### Records for the task
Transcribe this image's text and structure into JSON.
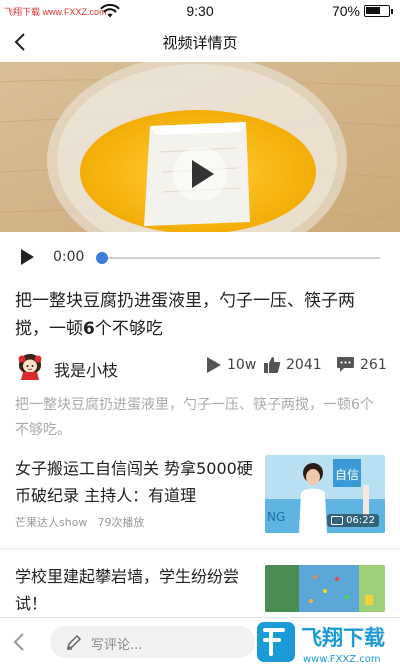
{
  "status_bar": {
    "watermark": "飞翔下载 www.FXXZ.com",
    "time": "9:30",
    "battery_text": "70%",
    "battery_level": 0.7,
    "wifi_icon": "wifi-icon"
  },
  "nav": {
    "title": "视频详情页",
    "back_icon": "back-chevron-icon"
  },
  "player": {
    "current_time": "0:00",
    "progress": 0.0,
    "play_icon": "play-icon",
    "accent_color": "#3b7ddd"
  },
  "video": {
    "title_parts": [
      "把一整块豆腐扔进蛋液里，勺子一压、筷子两搅，一顿",
      "6",
      "个不够吃"
    ],
    "author": {
      "name": "我是小枝",
      "avatar_icon": "cartoon-avatar-icon"
    },
    "stats": {
      "plays": "10w",
      "likes": "2041",
      "comments": "261"
    },
    "description": "把一整块豆腐扔进蛋液里，勺子一压、筷子两搅，一顿6个不够吃。"
  },
  "related": [
    {
      "title": "女子搬运工自信闯关 势拿5000硬币破纪录 主持人：有道理",
      "source": "芒果达人show",
      "play_count": "79次播放",
      "duration": "06:22",
      "thumb_text": "自信"
    },
    {
      "title": "学校里建起攀岩墙，学生纷纷尝试！",
      "source": "",
      "play_count": "",
      "duration": ""
    }
  ],
  "bottom_bar": {
    "comment_placeholder": "写评论...",
    "pencil_icon": "pencil-icon",
    "back_icon": "back-chevron-icon",
    "brand_logo_text": "飞翔下载",
    "brand_logo_url_text": "www.FXXZ.com"
  }
}
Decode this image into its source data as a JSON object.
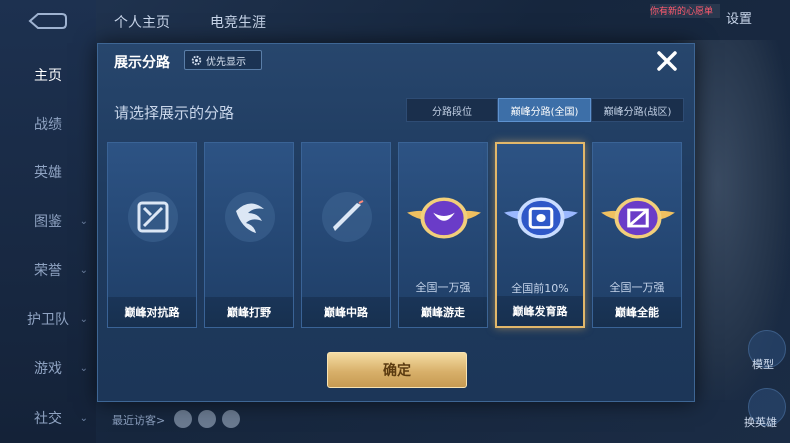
{
  "background": {
    "sidebar": [
      {
        "label": "主页",
        "active": true
      },
      {
        "label": "战绩",
        "active": false
      },
      {
        "label": "英雄",
        "active": false
      },
      {
        "label": "图鉴",
        "active": false
      },
      {
        "label": "荣誉",
        "active": false
      },
      {
        "label": "护卫队",
        "active": false
      },
      {
        "label": "游戏",
        "active": false
      },
      {
        "label": "社交",
        "active": false
      }
    ],
    "top_tabs": [
      "个人主页",
      "电竞生涯"
    ],
    "settings_label": "设置",
    "promo_text": "你有新的心愿单",
    "recent_label": "最近访客>",
    "right_buttons": [
      "模型",
      "换英雄"
    ]
  },
  "modal": {
    "title": "展示分路",
    "priority_button": "优先显示",
    "subtitle": "请选择展示的分路",
    "segments": [
      {
        "label": "分路段位",
        "active": false
      },
      {
        "label": "巅峰分路(全国)",
        "active": true
      },
      {
        "label": "巅峰分路(战区)",
        "active": false
      }
    ],
    "cards": [
      {
        "label": "巅峰对抗路",
        "rank": "",
        "icon": "clash-lane-icon",
        "badge": false
      },
      {
        "label": "巅峰打野",
        "rank": "",
        "icon": "jungle-icon",
        "badge": false
      },
      {
        "label": "巅峰中路",
        "rank": "",
        "icon": "mid-lane-icon",
        "badge": false
      },
      {
        "label": "巅峰游走",
        "rank": "全国一万强",
        "icon": "roam-badge-icon",
        "badge": true
      },
      {
        "label": "巅峰发育路",
        "rank": "全国前10%",
        "icon": "farm-lane-badge-icon",
        "badge": true,
        "selected": true
      },
      {
        "label": "巅峰全能",
        "rank": "全国一万强",
        "icon": "all-round-badge-icon",
        "badge": true
      }
    ],
    "confirm_label": "确定"
  },
  "colors": {
    "accent_gold": "#e2b76a",
    "active_segment": "#3d6fa8",
    "badge_purple": "#6a3cc8"
  }
}
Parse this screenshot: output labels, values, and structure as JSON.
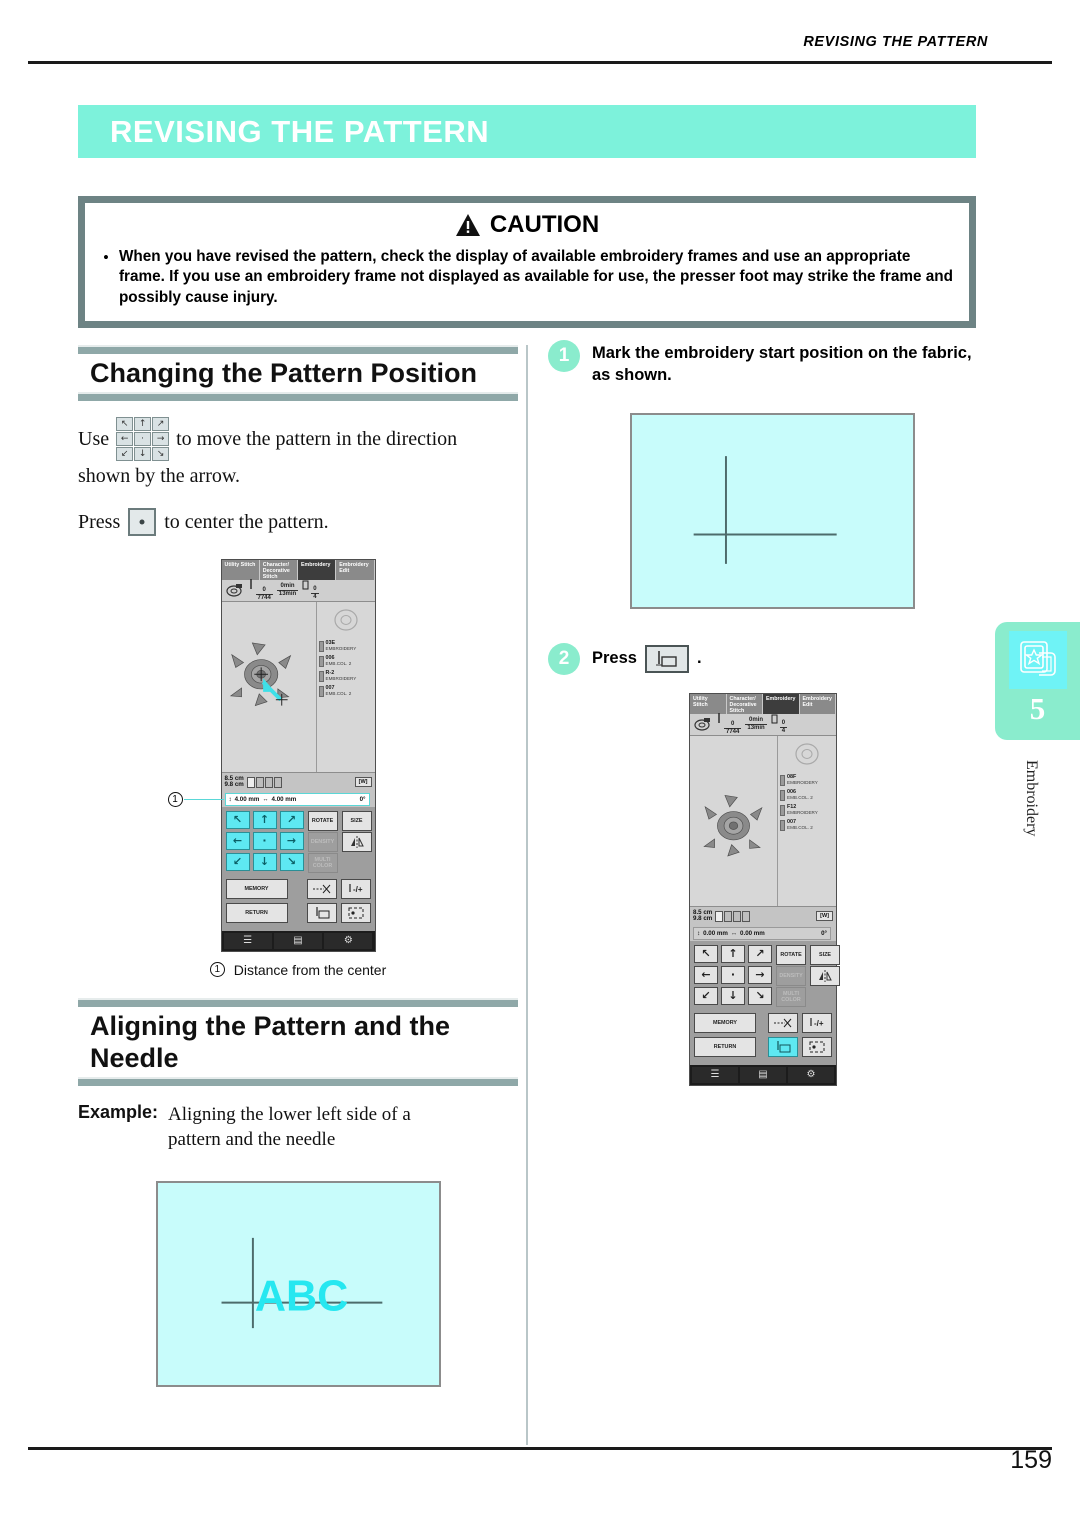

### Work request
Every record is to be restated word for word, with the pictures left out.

### Output
Transcribe this image's text and structure into JSON.
{
  "status_bar": {
    "watermark": "飞翔下载 www.FXXZ.com",
    "time": "9:30",
    "battery_text": "70%",
    "battery_level": 0.7,
    "wifi_icon": "wifi-icon"
  },
  "nav": {
    "title": "视频详情页",
    "back_icon": "back-chevron-icon"
  },
  "player": {
    "current_time": "0:00",
    "progress": 0.0,
    "play_icon": "play-icon",
    "accent_color": "#3b7ddd"
  },
  "video": {
    "title_parts": [
      "把一整块豆腐扔进蛋液里，勺子一压、筷子两搅，一顿",
      "6",
      "个不够吃"
    ],
    "author": {
      "name": "我是小枝",
      "avatar_icon": "cartoon-avatar-icon"
    },
    "stats": {
      "plays": "10w",
      "likes": "2041",
      "comments": "261"
    },
    "description": "把一整块豆腐扔进蛋液里，勺子一压、筷子两搅，一顿6个不够吃。"
  },
  "related": [
    {
      "title": "女子搬运工自信闯关 势拿5000硬币破纪录 主持人：有道理",
      "source": "芒果达人show",
      "play_count": "79次播放",
      "duration": "06:22",
      "thumb_text": "自信"
    },
    {
      "title": "学校里建起攀岩墙，学生纷纷尝试！",
      "source": "",
      "play_count": "",
      "duration": ""
    }
  ],
  "bottom_bar": {
    "comment_placeholder": "写评论...",
    "pencil_icon": "pencil-icon",
    "back_icon": "back-chevron-icon",
    "brand_logo_text": "飞翔下载",
    "brand_logo_url_text": "www.FXXZ.com"
  }
}
Decode this image into its source data as a JSON object.
{
  "background": {
    "sidebar": [
      {
        "label": "主页",
        "active": true
      },
      {
        "label": "战绩",
        "active": false
      },
      {
        "label": "英雄",
        "active": false
      },
      {
        "label": "图鉴",
        "active": false
      },
      {
        "label": "荣誉",
        "active": false
      },
      {
        "label": "护卫队",
        "active": false
      },
      {
        "label": "游戏",
        "active": false
      },
      {
        "label": "社交",
        "active": false
      }
    ],
    "top_tabs": [
      "个人主页",
      "电竞生涯"
    ],
    "settings_label": "设置",
    "promo_text": "你有新的心愿单",
    "recent_label": "最近访客>",
    "right_buttons": [
      "模型",
      "换英雄"
    ]
  },
  "modal": {
    "title": "展示分路",
    "priority_button": "优先显示",
    "subtitle": "请选择展示的分路",
    "segments": [
      {
        "label": "分路段位",
        "active": false
      },
      {
        "label": "巅峰分路(全国)",
        "active": true
      },
      {
        "label": "巅峰分路(战区)",
        "active": false
      }
    ],
    "cards": [
      {
        "label": "巅峰对抗路",
        "rank": "",
        "icon": "clash-lane-icon",
        "badge": false
      },
      {
        "label": "巅峰打野",
        "rank": "",
        "icon": "jungle-icon",
        "badge": false
      },
      {
        "label": "巅峰中路",
        "rank": "",
        "icon": "mid-lane-icon",
        "badge": false
      },
      {
        "label": "巅峰游走",
        "rank": "全国一万强",
        "icon": "roam-badge-icon",
        "badge": true
      },
      {
        "label": "巅峰发育路",
        "rank": "全国前10%",
        "icon": "farm-lane-badge-icon",
        "badge": true,
        "selected": true
      },
      {
        "label": "巅峰全能",
        "rank": "全国一万强",
        "icon": "all-round-badge-icon",
        "badge": true
      }
    ],
    "confirm_label": "确定"
  },
  "colors": {
    "accent_gold": "#e2b76a",
    "active_segment": "#3d6fa8",
    "badge_purple": "#6a3cc8"
  }
}
Parse this screenshot: output labels, values, and structure as JSON.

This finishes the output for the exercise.